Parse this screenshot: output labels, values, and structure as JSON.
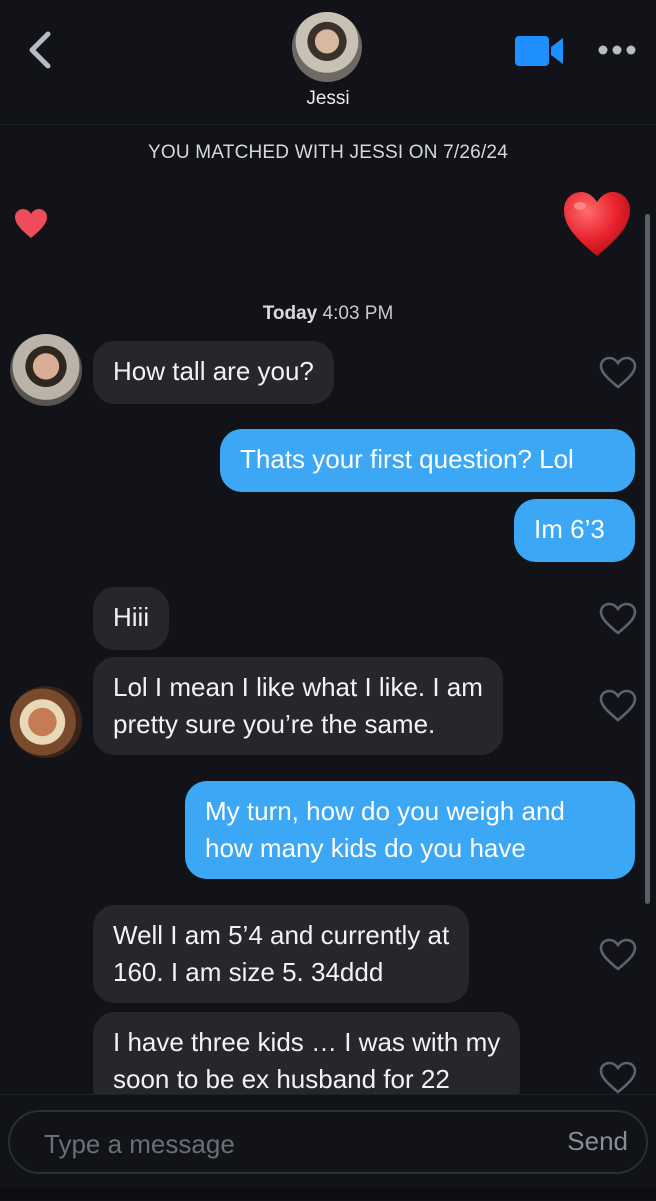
{
  "header": {
    "contact_name": "Jessi",
    "accent_color": "#1e90ff"
  },
  "match_banner": "YOU MATCHED WITH JESSI ON 7/26/24",
  "timestamp": {
    "day": "Today",
    "time": "4:03 PM"
  },
  "messages": [
    {
      "from": "them",
      "text": "How tall are you?"
    },
    {
      "from": "me",
      "text": "Thats your first question? Lol"
    },
    {
      "from": "me",
      "text": "Im 6’3"
    },
    {
      "from": "them",
      "text": "Hiii"
    },
    {
      "from": "them",
      "lines": [
        "Lol I mean I like what I like. I am",
        "pretty sure you’re the same."
      ]
    },
    {
      "from": "me",
      "lines": [
        "My turn, how do you weigh and",
        "how many kids do you have"
      ]
    },
    {
      "from": "them",
      "lines": [
        "Well I am 5’4 and currently at",
        "160. I am size 5. 34ddd"
      ]
    },
    {
      "from": "them",
      "lines": [
        "I have three kids … I was with my",
        "soon to be ex husband for 22"
      ]
    }
  ],
  "composer": {
    "placeholder": "Type a message",
    "send_label": "Send"
  },
  "colors": {
    "background": "#111318",
    "incoming_bubble": "#25272d",
    "outgoing_bubble": "#3ba7f5",
    "heart_red": "#e8323c"
  }
}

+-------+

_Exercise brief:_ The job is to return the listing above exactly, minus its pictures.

_Exercise output:_
Parse this screenshot: output labels, values, and structure as JSON.
{
  "header": {
    "contact_name": "Jessi",
    "accent_color": "#1e90ff"
  },
  "match_banner": "YOU MATCHED WITH JESSI ON 7/26/24",
  "timestamp": {
    "day": "Today",
    "time": "4:03 PM"
  },
  "messages": [
    {
      "from": "them",
      "text": "How tall are you?"
    },
    {
      "from": "me",
      "text": "Thats your first question? Lol"
    },
    {
      "from": "me",
      "text": "Im 6’3"
    },
    {
      "from": "them",
      "text": "Hiii"
    },
    {
      "from": "them",
      "lines": [
        "Lol I mean I like what I like. I am",
        "pretty sure you’re the same."
      ]
    },
    {
      "from": "me",
      "lines": [
        "My turn, how do you weigh and",
        "how many kids do you have"
      ]
    },
    {
      "from": "them",
      "lines": [
        "Well I am 5’4 and currently at",
        "160. I am size 5. 34ddd"
      ]
    },
    {
      "from": "them",
      "lines": [
        "I have three kids … I was with my",
        "soon to be ex husband for 22"
      ]
    }
  ],
  "composer": {
    "placeholder": "Type a message",
    "send_label": "Send"
  },
  "colors": {
    "background": "#111318",
    "incoming_bubble": "#25272d",
    "outgoing_bubble": "#3ba7f5",
    "heart_red": "#e8323c"
  }
}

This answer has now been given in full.